WORKING DATA:
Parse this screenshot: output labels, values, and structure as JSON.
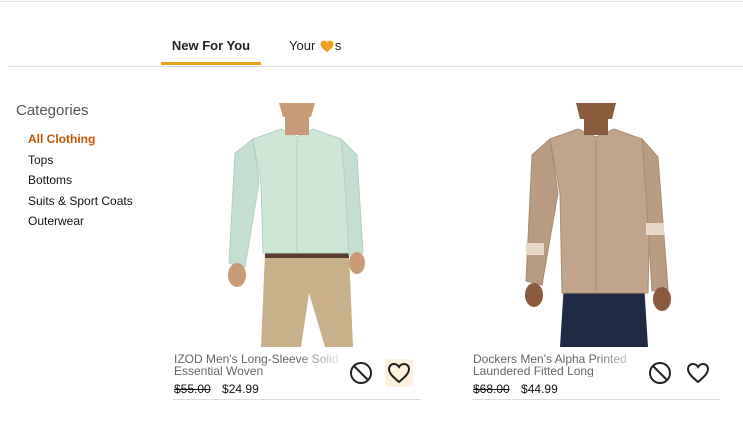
{
  "tabs": {
    "new_for_you": "New For You",
    "your_prefix": "Your",
    "your_suffix": "s"
  },
  "sidebar": {
    "title": "Categories",
    "items": [
      "All Clothing",
      "Tops",
      "Bottoms",
      "Suits & Sport Coats",
      "Outerwear"
    ],
    "active_index": 0
  },
  "products": [
    {
      "title": "IZOD Men's Long-Sleeve Solid Essential Woven",
      "old_price": "$55.00",
      "price": "$24.99",
      "shirt_color": "#cde6d6"
    },
    {
      "title": "Dockers Men's Alpha Printed Laundered Fitted Long",
      "old_price": "$68.00",
      "price": "$44.99",
      "shirt_color": "#c2a48a"
    }
  ],
  "colors": {
    "accent": "#e8a51a",
    "active_category": "#c45500",
    "heart_fill": "#f0a020"
  },
  "icons": {
    "dislike": "block-icon",
    "favorite": "heart-outline-icon",
    "tab_heart": "heart-filled-icon"
  }
}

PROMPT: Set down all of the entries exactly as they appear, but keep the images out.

TASK RESPONSE:
Parse this screenshot: output labels, values, and structure as JSON.
{
  "tabs": {
    "new_for_you": "New For You",
    "your_prefix": "Your",
    "your_suffix": "s"
  },
  "sidebar": {
    "title": "Categories",
    "items": [
      "All Clothing",
      "Tops",
      "Bottoms",
      "Suits & Sport Coats",
      "Outerwear"
    ],
    "active_index": 0
  },
  "products": [
    {
      "title": "IZOD Men's Long-Sleeve Solid Essential Woven",
      "old_price": "$55.00",
      "price": "$24.99",
      "shirt_color": "#cde6d6"
    },
    {
      "title": "Dockers Men's Alpha Printed Laundered Fitted Long",
      "old_price": "$68.00",
      "price": "$44.99",
      "shirt_color": "#c2a48a"
    }
  ],
  "colors": {
    "accent": "#e8a51a",
    "active_category": "#c45500",
    "heart_fill": "#f0a020"
  },
  "icons": {
    "dislike": "block-icon",
    "favorite": "heart-outline-icon",
    "tab_heart": "heart-filled-icon"
  }
}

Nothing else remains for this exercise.